Exercise details - Copy the data that follows exactly, and include none of its images.

Excerpted data -

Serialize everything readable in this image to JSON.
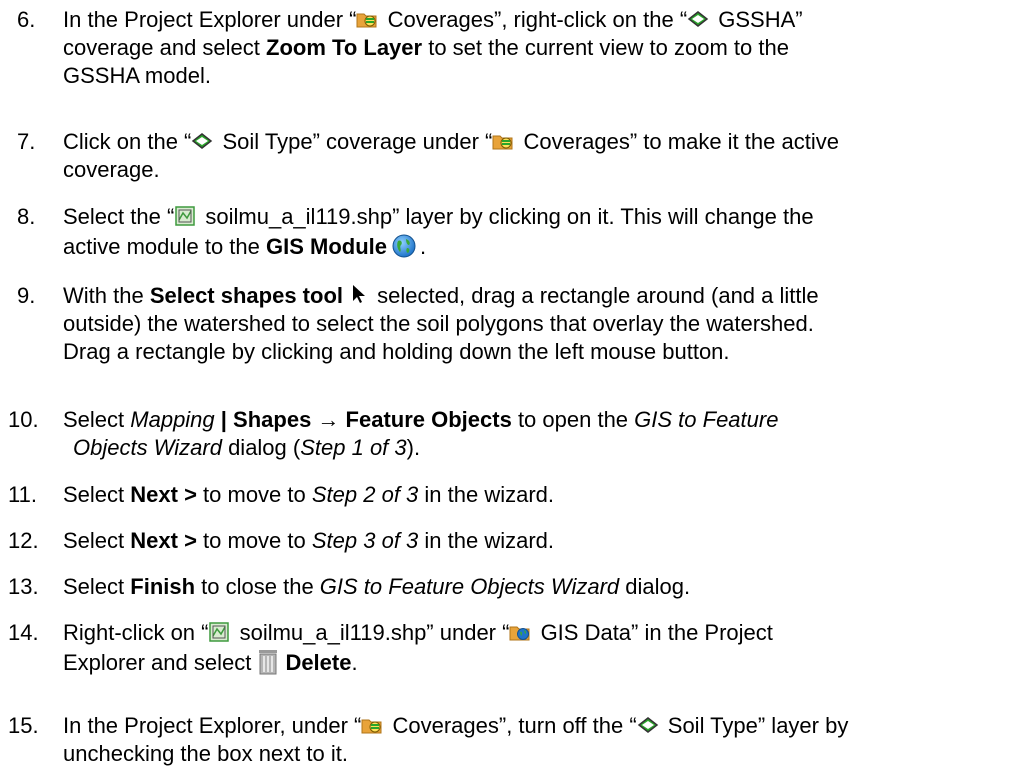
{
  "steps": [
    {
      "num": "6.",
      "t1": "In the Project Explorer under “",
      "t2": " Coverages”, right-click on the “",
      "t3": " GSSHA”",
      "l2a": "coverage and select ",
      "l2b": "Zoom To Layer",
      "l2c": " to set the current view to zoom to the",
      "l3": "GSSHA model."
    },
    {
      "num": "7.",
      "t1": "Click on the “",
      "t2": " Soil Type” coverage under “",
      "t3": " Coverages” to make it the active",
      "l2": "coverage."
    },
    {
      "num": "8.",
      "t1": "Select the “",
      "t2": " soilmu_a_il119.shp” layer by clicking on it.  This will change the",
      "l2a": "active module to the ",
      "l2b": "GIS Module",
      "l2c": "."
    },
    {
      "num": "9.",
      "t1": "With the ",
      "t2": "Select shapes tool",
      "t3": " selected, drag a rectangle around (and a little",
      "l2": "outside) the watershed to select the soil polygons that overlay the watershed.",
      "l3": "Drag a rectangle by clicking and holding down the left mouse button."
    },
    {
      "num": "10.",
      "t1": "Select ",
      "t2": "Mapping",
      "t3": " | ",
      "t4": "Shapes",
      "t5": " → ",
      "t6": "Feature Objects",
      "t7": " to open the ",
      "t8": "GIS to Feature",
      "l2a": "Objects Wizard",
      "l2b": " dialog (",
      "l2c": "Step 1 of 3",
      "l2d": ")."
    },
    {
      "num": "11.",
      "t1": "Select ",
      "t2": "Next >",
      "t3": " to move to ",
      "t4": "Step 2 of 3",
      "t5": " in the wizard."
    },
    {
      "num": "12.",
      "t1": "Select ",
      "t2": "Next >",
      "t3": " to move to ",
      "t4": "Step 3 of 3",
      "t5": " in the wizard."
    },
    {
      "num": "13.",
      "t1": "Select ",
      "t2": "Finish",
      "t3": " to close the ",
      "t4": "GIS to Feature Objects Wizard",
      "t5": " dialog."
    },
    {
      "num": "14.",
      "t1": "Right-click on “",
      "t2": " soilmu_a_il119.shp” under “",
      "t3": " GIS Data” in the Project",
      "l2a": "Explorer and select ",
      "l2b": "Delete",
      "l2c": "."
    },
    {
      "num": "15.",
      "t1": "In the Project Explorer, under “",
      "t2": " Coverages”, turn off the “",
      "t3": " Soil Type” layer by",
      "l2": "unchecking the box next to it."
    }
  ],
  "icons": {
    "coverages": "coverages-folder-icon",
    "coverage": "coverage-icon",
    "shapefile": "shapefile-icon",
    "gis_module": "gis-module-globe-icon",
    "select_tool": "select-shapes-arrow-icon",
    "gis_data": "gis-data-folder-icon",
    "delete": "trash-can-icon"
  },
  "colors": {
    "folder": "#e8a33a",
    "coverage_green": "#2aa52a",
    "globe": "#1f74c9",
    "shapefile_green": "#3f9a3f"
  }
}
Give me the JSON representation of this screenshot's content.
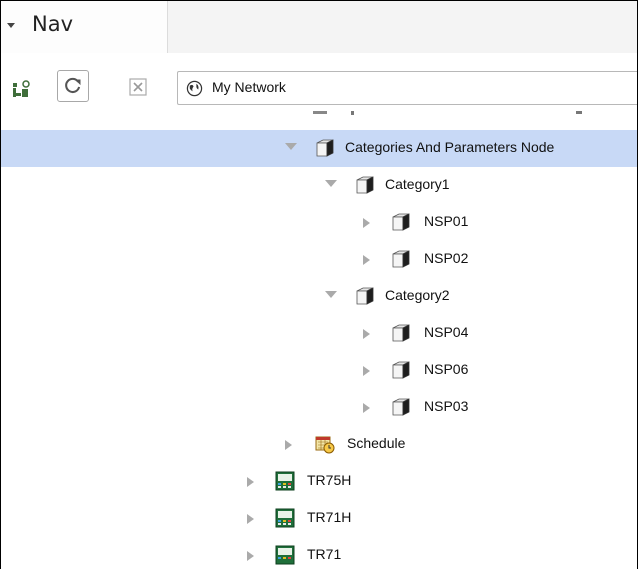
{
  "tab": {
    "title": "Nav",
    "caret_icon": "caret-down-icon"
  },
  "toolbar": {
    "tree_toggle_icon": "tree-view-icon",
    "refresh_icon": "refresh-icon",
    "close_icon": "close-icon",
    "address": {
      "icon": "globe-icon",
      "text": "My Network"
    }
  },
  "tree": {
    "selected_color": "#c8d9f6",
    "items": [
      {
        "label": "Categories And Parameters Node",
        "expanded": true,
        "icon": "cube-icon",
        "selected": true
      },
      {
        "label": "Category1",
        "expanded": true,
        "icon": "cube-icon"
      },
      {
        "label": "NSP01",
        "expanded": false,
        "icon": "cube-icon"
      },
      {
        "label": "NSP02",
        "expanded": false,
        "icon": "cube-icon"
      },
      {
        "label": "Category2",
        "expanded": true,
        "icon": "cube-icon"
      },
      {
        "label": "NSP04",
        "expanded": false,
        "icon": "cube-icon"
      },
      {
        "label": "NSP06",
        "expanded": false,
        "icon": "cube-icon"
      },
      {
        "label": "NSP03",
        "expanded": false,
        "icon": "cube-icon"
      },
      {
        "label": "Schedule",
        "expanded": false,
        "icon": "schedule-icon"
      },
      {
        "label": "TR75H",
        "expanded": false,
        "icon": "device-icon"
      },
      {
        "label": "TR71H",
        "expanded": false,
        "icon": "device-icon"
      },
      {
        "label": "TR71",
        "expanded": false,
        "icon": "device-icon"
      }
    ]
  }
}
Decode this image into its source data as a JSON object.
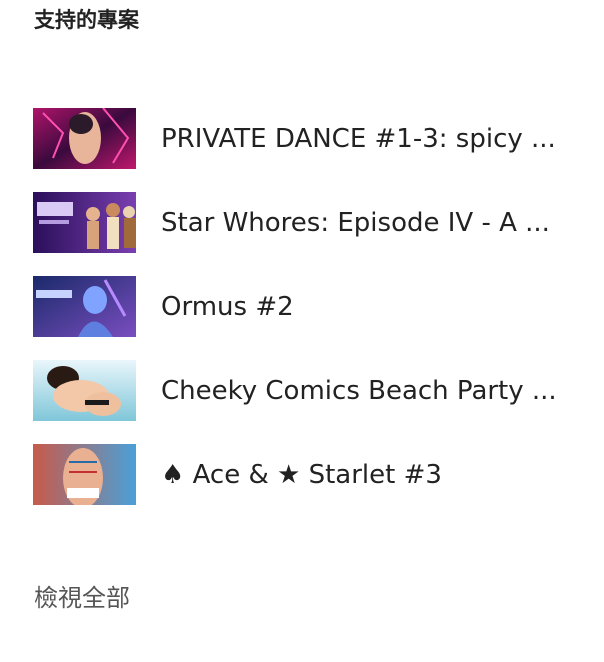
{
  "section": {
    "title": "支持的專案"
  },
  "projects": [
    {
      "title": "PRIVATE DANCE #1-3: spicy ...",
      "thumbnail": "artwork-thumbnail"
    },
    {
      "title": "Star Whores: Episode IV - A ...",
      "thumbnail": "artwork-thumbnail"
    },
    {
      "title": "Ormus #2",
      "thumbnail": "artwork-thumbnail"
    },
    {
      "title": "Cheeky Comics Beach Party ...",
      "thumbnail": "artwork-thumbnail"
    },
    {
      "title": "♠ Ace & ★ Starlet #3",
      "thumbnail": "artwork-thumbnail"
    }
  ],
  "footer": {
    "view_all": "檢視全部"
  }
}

Solution below -
Serialize everything readable in this image to JSON.
{
  "steps": [
    {
      "num": "6.",
      "t1": "In the Project Explorer under “",
      "t2": " Coverages”, right-click on the “",
      "t3": " GSSHA”",
      "l2a": "coverage and select ",
      "l2b": "Zoom To Layer",
      "l2c": " to set the current view to zoom to the",
      "l3": "GSSHA model."
    },
    {
      "num": "7.",
      "t1": "Click on the “",
      "t2": " Soil Type” coverage under “",
      "t3": " Coverages” to make it the active",
      "l2": "coverage."
    },
    {
      "num": "8.",
      "t1": "Select the “",
      "t2": " soilmu_a_il119.shp” layer by clicking on it.  This will change the",
      "l2a": "active module to the ",
      "l2b": "GIS Module",
      "l2c": "."
    },
    {
      "num": "9.",
      "t1": "With the ",
      "t2": "Select shapes tool",
      "t3": " selected, drag a rectangle around (and a little",
      "l2": "outside) the watershed to select the soil polygons that overlay the watershed.",
      "l3": "Drag a rectangle by clicking and holding down the left mouse button."
    },
    {
      "num": "10.",
      "t1": "Select ",
      "t2": "Mapping",
      "t3": " | ",
      "t4": "Shapes",
      "t5": " → ",
      "t6": "Feature Objects",
      "t7": " to open the ",
      "t8": "GIS to Feature",
      "l2a": "Objects Wizard",
      "l2b": " dialog (",
      "l2c": "Step 1 of 3",
      "l2d": ")."
    },
    {
      "num": "11.",
      "t1": "Select ",
      "t2": "Next >",
      "t3": " to move to ",
      "t4": "Step 2 of 3",
      "t5": " in the wizard."
    },
    {
      "num": "12.",
      "t1": "Select ",
      "t2": "Next >",
      "t3": " to move to ",
      "t4": "Step 3 of 3",
      "t5": " in the wizard."
    },
    {
      "num": "13.",
      "t1": "Select ",
      "t2": "Finish",
      "t3": " to close the ",
      "t4": "GIS to Feature Objects Wizard",
      "t5": " dialog."
    },
    {
      "num": "14.",
      "t1": "Right-click on “",
      "t2": " soilmu_a_il119.shp” under “",
      "t3": " GIS Data” in the Project",
      "l2a": "Explorer and select ",
      "l2b": "Delete",
      "l2c": "."
    },
    {
      "num": "15.",
      "t1": "In the Project Explorer, under “",
      "t2": " Coverages”, turn off the “",
      "t3": " Soil Type” layer by",
      "l2": "unchecking the box next to it."
    }
  ],
  "icons": {
    "coverages": "coverages-folder-icon",
    "coverage": "coverage-icon",
    "shapefile": "shapefile-icon",
    "gis_module": "gis-module-globe-icon",
    "select_tool": "select-shapes-arrow-icon",
    "gis_data": "gis-data-folder-icon",
    "delete": "trash-can-icon"
  },
  "colors": {
    "folder": "#e8a33a",
    "coverage_green": "#2aa52a",
    "globe": "#1f74c9",
    "shapefile_green": "#3f9a3f"
  }
}
Give me the JSON representation of this screenshot's content.
{
  "tab": {
    "title": "Nav",
    "caret_icon": "caret-down-icon"
  },
  "toolbar": {
    "tree_toggle_icon": "tree-view-icon",
    "refresh_icon": "refresh-icon",
    "close_icon": "close-icon",
    "address": {
      "icon": "globe-icon",
      "text": "My Network"
    }
  },
  "tree": {
    "selected_color": "#c8d9f6",
    "items": [
      {
        "label": "Categories And Parameters Node",
        "expanded": true,
        "icon": "cube-icon",
        "selected": true
      },
      {
        "label": "Category1",
        "expanded": true,
        "icon": "cube-icon"
      },
      {
        "label": "NSP01",
        "expanded": false,
        "icon": "cube-icon"
      },
      {
        "label": "NSP02",
        "expanded": false,
        "icon": "cube-icon"
      },
      {
        "label": "Category2",
        "expanded": true,
        "icon": "cube-icon"
      },
      {
        "label": "NSP04",
        "expanded": false,
        "icon": "cube-icon"
      },
      {
        "label": "NSP06",
        "expanded": false,
        "icon": "cube-icon"
      },
      {
        "label": "NSP03",
        "expanded": false,
        "icon": "cube-icon"
      },
      {
        "label": "Schedule",
        "expanded": false,
        "icon": "schedule-icon"
      },
      {
        "label": "TR75H",
        "expanded": false,
        "icon": "device-icon"
      },
      {
        "label": "TR71H",
        "expanded": false,
        "icon": "device-icon"
      },
      {
        "label": "TR71",
        "expanded": false,
        "icon": "device-icon"
      }
    ]
  }
}
Decode this image into its source data as a JSON object.
{
  "section": {
    "title": "支持的專案"
  },
  "projects": [
    {
      "title": "PRIVATE DANCE #1-3: spicy ...",
      "thumbnail": "artwork-thumbnail"
    },
    {
      "title": "Star Whores: Episode IV - A ...",
      "thumbnail": "artwork-thumbnail"
    },
    {
      "title": "Ormus #2",
      "thumbnail": "artwork-thumbnail"
    },
    {
      "title": "Cheeky Comics Beach Party ...",
      "thumbnail": "artwork-thumbnail"
    },
    {
      "title": "♠ Ace & ★ Starlet #3",
      "thumbnail": "artwork-thumbnail"
    }
  ],
  "footer": {
    "view_all": "檢視全部"
  }
}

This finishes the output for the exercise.